The Government has had to delay its first scorecard because it is still working out how to measure its progress.

In September last year, Prime Minister Jacinda Ardern used a TEDx-style talk in Auckland, alongside Coalition partners New Zealand First and the Green Party, to launch and talk up the Government's 12 priorities, a blueprint for the country.

She also reiterated the importance of the blueprint in her statement to Parliament last week.

Ardern promised to report back to the public regularly on how they were progressing, with the first update due this month.

But a spokesman for Ardern has told the Herald that the first update had been delayed because at the time the work was begun on delivering the 12 priorities, it was realised there was a range of things that weren't measured.


"We have had to create some new indicators which has slowed down their public release," the spokesman said.

About 36 measures – three indicators for each priority - would be released shortly that would cover the economic, social and environmental progress of the Government.

"This work has taken a little longer than expected as in some instances we have had to start from scratch and we have also had to align with the work Stats NZ and Treasury are doing with their measures," the spokesman said.

With Treasury's Living Standards Framework and Statistics New Zealand's Indicators Aotearoa project, the Government would have a much fuller set of measures to show the progress of its agenda than previous governments set.

"The focus is on the combined impact of the suite of policies or initiatives relating to the 12 priority areas rather than measuring each individual policy initiative within it."

The spokesman said that as well as the 36 indicators, both the progress report and the first review of the work programme would also be released soon.

"The most important thing is that we get the indicators right rather than rush them. The Government's 12 priorities were only announced in September and the first reporting of the indicators will occur shortly, within six to seven months of their announcement.
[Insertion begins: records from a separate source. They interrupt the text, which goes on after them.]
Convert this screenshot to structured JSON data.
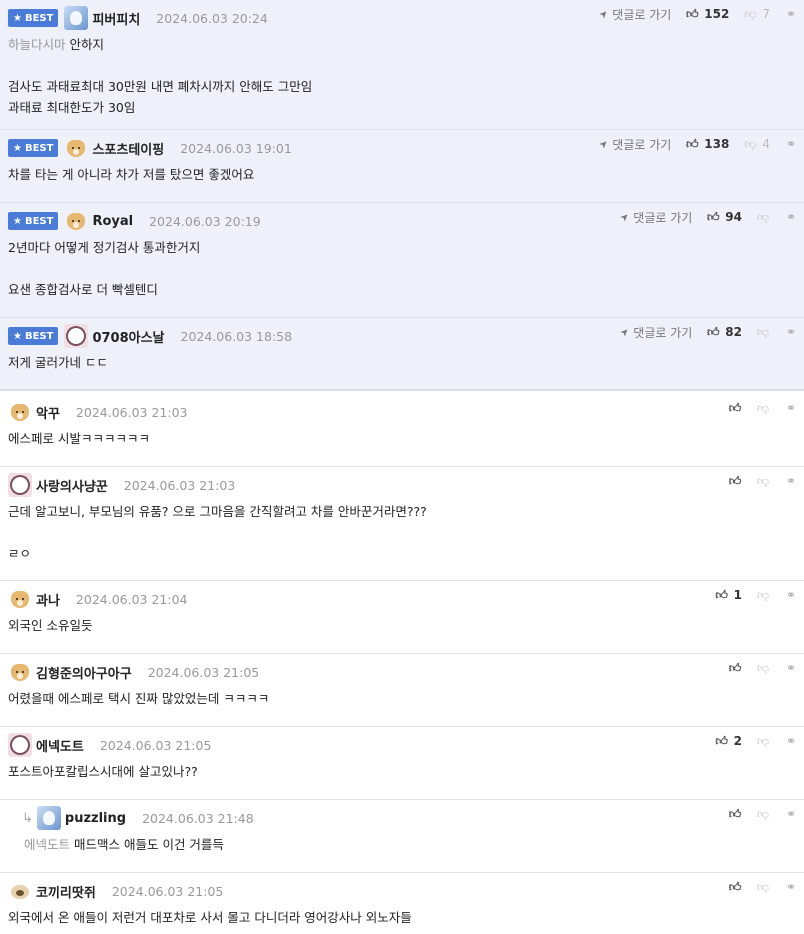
{
  "labels": {
    "best": "BEST",
    "goto": "댓글로 가기"
  },
  "comments": [
    {
      "best": true,
      "nick": "피버피치",
      "date": "2024.06.03 20:24",
      "avatar": "blue",
      "ref": "하늘다시마",
      "lines": [
        "안하지",
        "",
        "검사도 과태료최대 30만원 내면 폐차시까지 안해도 그만임",
        "과태료 최대한도가 30임"
      ],
      "likes": "152",
      "dislikes": "7",
      "goto": true
    },
    {
      "best": true,
      "nick": "스포츠테이핑",
      "date": "2024.06.03 19:01",
      "avatar": "dog",
      "ref": "",
      "lines": [
        "차를 타는 게 아니라 차가 저를 탔으면 좋겠어요"
      ],
      "likes": "138",
      "dislikes": "4",
      "goto": true
    },
    {
      "best": true,
      "nick": "Royal",
      "date": "2024.06.03 20:19",
      "avatar": "dog",
      "ref": "",
      "lines": [
        "2년마다 어떻게 정기검사 통과한거지",
        "",
        "요샌 종합검사로 더 빡셀텐디"
      ],
      "likes": "94",
      "dislikes": "",
      "goto": true
    },
    {
      "best": true,
      "nick": "0708아스날",
      "date": "2024.06.03 18:58",
      "avatar": "pink",
      "ref": "",
      "lines": [
        "저게 굴러가네 ㄷㄷ"
      ],
      "likes": "82",
      "dislikes": "",
      "goto": true
    },
    {
      "best": false,
      "nick": "악꾸",
      "date": "2024.06.03 21:03",
      "avatar": "dog",
      "ref": "",
      "lines": [
        "에스페로 시발ㅋㅋㅋㅋㅋㅋ"
      ],
      "likes": "",
      "dislikes": ""
    },
    {
      "best": false,
      "nick": "사랑의사냥꾼",
      "date": "2024.06.03 21:03",
      "avatar": "pink",
      "ref": "",
      "lines": [
        "근데 알고보니, 부모님의 유품? 으로 그마음을 간직할려고 차를 안바꾼거라면???",
        "",
        "ㄹㅇ"
      ],
      "likes": "",
      "dislikes": ""
    },
    {
      "best": false,
      "nick": "과나",
      "date": "2024.06.03 21:04",
      "avatar": "dog",
      "ref": "",
      "lines": [
        "외국인 소유일듯"
      ],
      "likes": "1",
      "dislikes": ""
    },
    {
      "best": false,
      "nick": "김형준의아구아구",
      "date": "2024.06.03 21:05",
      "avatar": "dog",
      "ref": "",
      "lines": [
        "어렸을때 에스페로 택시 진짜 많았었는데 ㅋㅋㅋㅋ"
      ],
      "likes": "",
      "dislikes": ""
    },
    {
      "best": false,
      "nick": "에넥도트",
      "date": "2024.06.03 21:05",
      "avatar": "pink",
      "ref": "",
      "lines": [
        "포스트아포칼립스시대에 살고있나??"
      ],
      "likes": "2",
      "dislikes": ""
    },
    {
      "best": false,
      "reply": true,
      "nick": "puzzling",
      "date": "2024.06.03 21:48",
      "avatar": "blue",
      "ref": "에넥도트",
      "lines": [
        "매드맥스 애들도 이건 거를득"
      ],
      "likes": "",
      "dislikes": ""
    },
    {
      "best": false,
      "nick": "코끼리땃쥐",
      "date": "2024.06.03 21:05",
      "avatar": "pug",
      "ref": "",
      "lines": [
        "외국에서 온 애들이 저런거 대포차로 사서 몰고 다니더라 영어강사나 외노자들"
      ],
      "likes": "",
      "dislikes": ""
    }
  ]
}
We consider that to be pretty quick and broadly on track.

"We would also point out that the previous government's Better Public Service goals were only introduced in 2012, four years after they were in government, so having this framework established so soon is a marked improvement on that," the spokesman said.

The Government announced early last year it was scrapping the specifically focused Better Public Service targets, saying they didn't give it the systemic change required for the big challenges facing the country.

National leader Simon Bridges said it was clear little had happened since Ardern's speech in September.

"The Prime Minister gave a speech with all the fanfare you could possibly imagine but inside the fancy packaging there's nothing there, it's hollow," Bridges said.


"Not only are there no new measurements or targets, what's more concerning is that the Government has scrapped the old ones in the meantime, such as our Better Public Service targets.

"That's a real worry because already we can see the negative impact in areas like health where, anecdotally, people seem to be waiting longer."

"They should have at least kept our measurements and targets while they were putting in place their preferred ones," Bridges said.

The Government's themes

Build a productive, sustainable and inclusive economy

• Grow and share more fairly New Zealand's prosperity.

• Deliver responsible governance with a broader measure of success.

• Support thriving and sustainable regions.

• Transition to a clean, green and carbon-neutral New Zealand.

Improve the wellbeing of New Zealanders and their families
• Ensure everyone is earning, learning, caring or volunteering.
• Support healthier, safer, and more connected communities.
• Ensure everyone has a warm, dry home.
• Make New Zealand the best place in the world to be a child.

Provide new leadership by government
• Deliver transparent, transformative and compassionate government.
• Build closer partnerships with Māori.
• Value who we are as a country.
• Create an international reputation we can be proud of.